The Art Deco movement began in the 1920s and 1930s, making it one of the most recognizable styles of art and design. It was a reaction to the rigid formality of previous eras, specifically the Beaux-Arts style popular in Europe at the time. Art Deco designers sought to break free of the traditional rules and create an entirely new aesthetic that was modern, vibrant, and luxurious.
Art Deco was heavily influenced by modern art movements such as Cubism, Futurism, and Constructivism. It incorporated geometric shapes, bold colors, and geometric patterns into its designs.
This style was often characterized by its angular lines, bright colors, curved forms, and lavish ornamentation. Art Deco also often featured motifs from nature such as animals or plants as well as abstract designs.
Art Deco quickly spread throughout Europe and then to the United States during the 1920s. This style was especially popular in high-end department stores and luxury hotels in both countries which helped to spread its popularity even further. The Chrysler Building in New York City is perhaps one of the most iconic examples of Art Deco architecture; its distinctive steel spire set against a backdrop of blue glass towers is instantly recognizable even today.
The term ‘Art Deco’ itself was coined in 1925 when an international exposition dedicated to this style opened in Paris that year. The exhibition showcased furniture and interior design from some of Europe’s leading designers as well as pieces from Japan and America which helped to spread Art Deco’s influence even further worldwide.
Although Art Deco fell out of fashion during World War II due to shortages of materials needed for production, it made a comeback during the 1950s when it became popular once again with designers like Raymond Loewy who helped to make this style accessible to a wider audience with his streamlined designs. Since then it has seen many revivals including during the 1980s when it experienced a surge in popularity due largely to films like Blade Runner which used this style for its futuristic visuals.
Art Deco continues to be an important influence on modern art and design today; inspiring everything from fashion accessories to product packaging designs across many industries worldwide.
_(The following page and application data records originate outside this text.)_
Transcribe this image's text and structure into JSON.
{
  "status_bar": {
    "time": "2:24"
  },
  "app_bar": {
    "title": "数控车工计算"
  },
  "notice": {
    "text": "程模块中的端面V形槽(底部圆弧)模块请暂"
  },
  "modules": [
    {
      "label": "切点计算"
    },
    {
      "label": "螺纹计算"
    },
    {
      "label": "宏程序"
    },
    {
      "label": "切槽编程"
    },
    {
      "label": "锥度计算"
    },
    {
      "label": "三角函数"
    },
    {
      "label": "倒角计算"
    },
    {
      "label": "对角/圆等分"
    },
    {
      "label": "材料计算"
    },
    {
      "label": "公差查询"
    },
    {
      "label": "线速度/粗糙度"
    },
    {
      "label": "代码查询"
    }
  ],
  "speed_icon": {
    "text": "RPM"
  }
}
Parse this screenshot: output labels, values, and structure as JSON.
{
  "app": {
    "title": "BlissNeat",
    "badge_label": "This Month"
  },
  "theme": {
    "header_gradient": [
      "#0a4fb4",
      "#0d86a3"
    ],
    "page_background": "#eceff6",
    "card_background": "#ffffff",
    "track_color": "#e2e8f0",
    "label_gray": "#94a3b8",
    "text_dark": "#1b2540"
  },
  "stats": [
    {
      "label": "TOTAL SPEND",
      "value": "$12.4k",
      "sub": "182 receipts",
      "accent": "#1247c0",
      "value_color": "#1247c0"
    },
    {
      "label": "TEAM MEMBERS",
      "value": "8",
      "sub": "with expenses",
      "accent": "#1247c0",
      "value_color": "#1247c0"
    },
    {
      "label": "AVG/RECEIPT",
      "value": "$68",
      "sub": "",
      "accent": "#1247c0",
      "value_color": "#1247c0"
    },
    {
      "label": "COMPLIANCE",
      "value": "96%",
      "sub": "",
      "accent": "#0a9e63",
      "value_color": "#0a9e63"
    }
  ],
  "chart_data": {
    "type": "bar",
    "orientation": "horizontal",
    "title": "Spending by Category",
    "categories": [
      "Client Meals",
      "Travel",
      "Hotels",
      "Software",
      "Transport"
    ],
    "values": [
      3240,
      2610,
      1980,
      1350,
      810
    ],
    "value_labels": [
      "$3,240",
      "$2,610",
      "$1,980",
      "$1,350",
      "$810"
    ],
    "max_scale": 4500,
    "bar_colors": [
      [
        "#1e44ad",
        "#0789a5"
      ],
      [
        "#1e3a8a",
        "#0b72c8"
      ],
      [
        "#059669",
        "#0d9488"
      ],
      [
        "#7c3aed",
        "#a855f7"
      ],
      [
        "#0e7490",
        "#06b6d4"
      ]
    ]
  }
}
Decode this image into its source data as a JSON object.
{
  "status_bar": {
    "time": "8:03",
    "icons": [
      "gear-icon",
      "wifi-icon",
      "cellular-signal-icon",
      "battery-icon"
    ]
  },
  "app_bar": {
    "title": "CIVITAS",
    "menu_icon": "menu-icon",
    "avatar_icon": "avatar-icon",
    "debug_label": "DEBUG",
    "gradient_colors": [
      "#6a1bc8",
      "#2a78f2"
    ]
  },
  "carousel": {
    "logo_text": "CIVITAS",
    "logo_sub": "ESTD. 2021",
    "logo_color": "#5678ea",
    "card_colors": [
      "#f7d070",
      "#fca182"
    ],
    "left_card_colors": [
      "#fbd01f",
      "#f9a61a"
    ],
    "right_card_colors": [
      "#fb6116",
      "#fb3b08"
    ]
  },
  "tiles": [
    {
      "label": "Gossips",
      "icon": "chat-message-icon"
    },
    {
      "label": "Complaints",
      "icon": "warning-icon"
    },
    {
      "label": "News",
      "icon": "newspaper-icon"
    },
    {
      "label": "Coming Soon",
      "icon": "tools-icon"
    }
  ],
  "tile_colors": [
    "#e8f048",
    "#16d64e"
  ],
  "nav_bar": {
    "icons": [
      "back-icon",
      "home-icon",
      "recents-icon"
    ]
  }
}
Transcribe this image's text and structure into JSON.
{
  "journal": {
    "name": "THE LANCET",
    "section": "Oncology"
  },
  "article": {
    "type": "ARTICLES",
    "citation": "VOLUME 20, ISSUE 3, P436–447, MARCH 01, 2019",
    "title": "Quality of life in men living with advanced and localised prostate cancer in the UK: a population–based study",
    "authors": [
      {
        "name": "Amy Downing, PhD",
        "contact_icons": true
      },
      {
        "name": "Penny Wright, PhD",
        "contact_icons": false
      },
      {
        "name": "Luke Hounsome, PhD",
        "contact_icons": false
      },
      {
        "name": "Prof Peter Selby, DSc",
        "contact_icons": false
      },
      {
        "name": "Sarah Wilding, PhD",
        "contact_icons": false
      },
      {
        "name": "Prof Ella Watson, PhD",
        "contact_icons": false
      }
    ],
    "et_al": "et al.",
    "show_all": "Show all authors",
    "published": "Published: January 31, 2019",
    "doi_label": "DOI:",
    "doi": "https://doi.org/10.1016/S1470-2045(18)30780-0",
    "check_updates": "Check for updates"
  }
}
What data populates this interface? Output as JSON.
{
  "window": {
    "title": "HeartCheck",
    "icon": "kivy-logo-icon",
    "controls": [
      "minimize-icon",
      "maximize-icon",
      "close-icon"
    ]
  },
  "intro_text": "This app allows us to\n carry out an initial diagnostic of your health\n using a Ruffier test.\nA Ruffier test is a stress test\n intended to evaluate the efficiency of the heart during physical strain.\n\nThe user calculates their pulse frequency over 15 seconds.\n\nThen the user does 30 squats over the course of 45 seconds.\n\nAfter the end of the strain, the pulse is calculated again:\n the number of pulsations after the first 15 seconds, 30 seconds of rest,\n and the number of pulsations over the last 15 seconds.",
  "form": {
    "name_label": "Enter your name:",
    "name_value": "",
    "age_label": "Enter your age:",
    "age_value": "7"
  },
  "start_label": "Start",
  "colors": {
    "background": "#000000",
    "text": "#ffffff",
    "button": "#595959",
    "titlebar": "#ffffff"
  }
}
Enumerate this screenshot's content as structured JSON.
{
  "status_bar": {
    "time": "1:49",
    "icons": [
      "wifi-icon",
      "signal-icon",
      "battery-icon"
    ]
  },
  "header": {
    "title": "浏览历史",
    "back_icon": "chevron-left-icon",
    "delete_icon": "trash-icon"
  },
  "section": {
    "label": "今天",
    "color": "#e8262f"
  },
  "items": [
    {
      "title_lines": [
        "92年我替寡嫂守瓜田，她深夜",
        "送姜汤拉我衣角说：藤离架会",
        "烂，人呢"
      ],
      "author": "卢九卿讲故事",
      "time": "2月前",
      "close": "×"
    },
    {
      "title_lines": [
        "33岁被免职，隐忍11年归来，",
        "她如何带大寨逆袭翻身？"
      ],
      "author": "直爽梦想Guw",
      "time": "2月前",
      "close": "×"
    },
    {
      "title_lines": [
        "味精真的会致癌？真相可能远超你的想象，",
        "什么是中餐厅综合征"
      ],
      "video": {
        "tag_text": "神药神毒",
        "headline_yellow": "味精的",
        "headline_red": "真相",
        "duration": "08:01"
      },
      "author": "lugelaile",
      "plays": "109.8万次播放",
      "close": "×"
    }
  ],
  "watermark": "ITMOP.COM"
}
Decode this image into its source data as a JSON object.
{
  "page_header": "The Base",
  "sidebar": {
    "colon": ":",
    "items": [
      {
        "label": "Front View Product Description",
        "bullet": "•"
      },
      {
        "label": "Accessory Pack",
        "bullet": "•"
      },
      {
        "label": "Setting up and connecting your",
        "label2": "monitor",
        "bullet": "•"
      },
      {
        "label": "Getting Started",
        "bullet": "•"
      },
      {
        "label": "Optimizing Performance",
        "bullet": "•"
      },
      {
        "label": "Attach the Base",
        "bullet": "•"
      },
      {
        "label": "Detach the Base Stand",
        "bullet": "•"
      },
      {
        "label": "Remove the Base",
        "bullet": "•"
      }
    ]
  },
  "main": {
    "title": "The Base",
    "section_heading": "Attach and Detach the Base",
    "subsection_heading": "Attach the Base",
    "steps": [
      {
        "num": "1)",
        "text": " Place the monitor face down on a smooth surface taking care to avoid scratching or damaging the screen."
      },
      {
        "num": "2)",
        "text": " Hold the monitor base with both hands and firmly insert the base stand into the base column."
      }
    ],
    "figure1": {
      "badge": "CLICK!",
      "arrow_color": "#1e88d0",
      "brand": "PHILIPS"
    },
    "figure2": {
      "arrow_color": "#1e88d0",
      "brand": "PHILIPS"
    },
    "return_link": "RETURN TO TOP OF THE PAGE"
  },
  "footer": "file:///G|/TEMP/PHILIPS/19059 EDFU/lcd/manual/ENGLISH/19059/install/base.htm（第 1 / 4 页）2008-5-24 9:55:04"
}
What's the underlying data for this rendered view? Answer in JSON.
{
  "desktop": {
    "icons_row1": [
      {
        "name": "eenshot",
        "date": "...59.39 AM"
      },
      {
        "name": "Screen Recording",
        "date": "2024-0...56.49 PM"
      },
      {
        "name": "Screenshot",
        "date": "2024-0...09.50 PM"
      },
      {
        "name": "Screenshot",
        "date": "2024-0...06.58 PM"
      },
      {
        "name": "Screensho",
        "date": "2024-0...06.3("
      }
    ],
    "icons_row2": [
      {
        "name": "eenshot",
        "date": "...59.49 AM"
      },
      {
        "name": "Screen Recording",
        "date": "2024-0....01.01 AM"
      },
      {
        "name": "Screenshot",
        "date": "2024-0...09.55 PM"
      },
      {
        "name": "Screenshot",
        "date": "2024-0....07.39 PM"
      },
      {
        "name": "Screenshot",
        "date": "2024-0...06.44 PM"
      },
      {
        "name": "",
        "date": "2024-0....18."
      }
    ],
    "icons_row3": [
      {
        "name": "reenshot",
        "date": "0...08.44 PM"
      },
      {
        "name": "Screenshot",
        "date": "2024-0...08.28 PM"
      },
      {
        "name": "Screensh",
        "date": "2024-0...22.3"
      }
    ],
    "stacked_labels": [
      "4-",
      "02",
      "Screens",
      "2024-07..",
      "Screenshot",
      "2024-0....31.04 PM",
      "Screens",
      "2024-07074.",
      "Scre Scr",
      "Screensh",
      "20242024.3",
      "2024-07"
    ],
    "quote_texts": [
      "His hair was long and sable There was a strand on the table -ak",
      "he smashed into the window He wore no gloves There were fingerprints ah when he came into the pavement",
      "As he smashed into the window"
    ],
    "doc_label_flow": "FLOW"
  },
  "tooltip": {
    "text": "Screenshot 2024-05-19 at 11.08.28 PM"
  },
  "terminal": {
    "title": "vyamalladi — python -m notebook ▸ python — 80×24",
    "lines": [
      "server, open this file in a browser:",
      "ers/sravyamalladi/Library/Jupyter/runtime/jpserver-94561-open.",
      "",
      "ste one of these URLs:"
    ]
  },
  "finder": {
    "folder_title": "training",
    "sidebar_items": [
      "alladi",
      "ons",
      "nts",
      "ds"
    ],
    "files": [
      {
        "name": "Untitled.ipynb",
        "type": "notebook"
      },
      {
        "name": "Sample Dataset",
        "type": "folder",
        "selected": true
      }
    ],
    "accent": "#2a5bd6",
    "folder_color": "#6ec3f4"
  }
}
Conclusion: What Is the History of Art Deco? The history of Art Deco dates back nearly 100 years ago when it emerged as a reaction against traditional styles popular at that time in Europe; incorporating modern art movements such as Cubism into its designs while utilizing bold colors, geometric shapes, lavish ornamentation, and motifs from nature or abstract designs for its pieces. In 1925 an international exposition dedicated to this style opened in Paris that year which helped spread its influence even further worldwide before falling out of fashion during World War II before making a comeback with designers like Raymond Loewy during the 1950s who made this style accessible for a wider audience with his streamlined designs; inspiring everything from fashion accessories to product packaging worldwide today.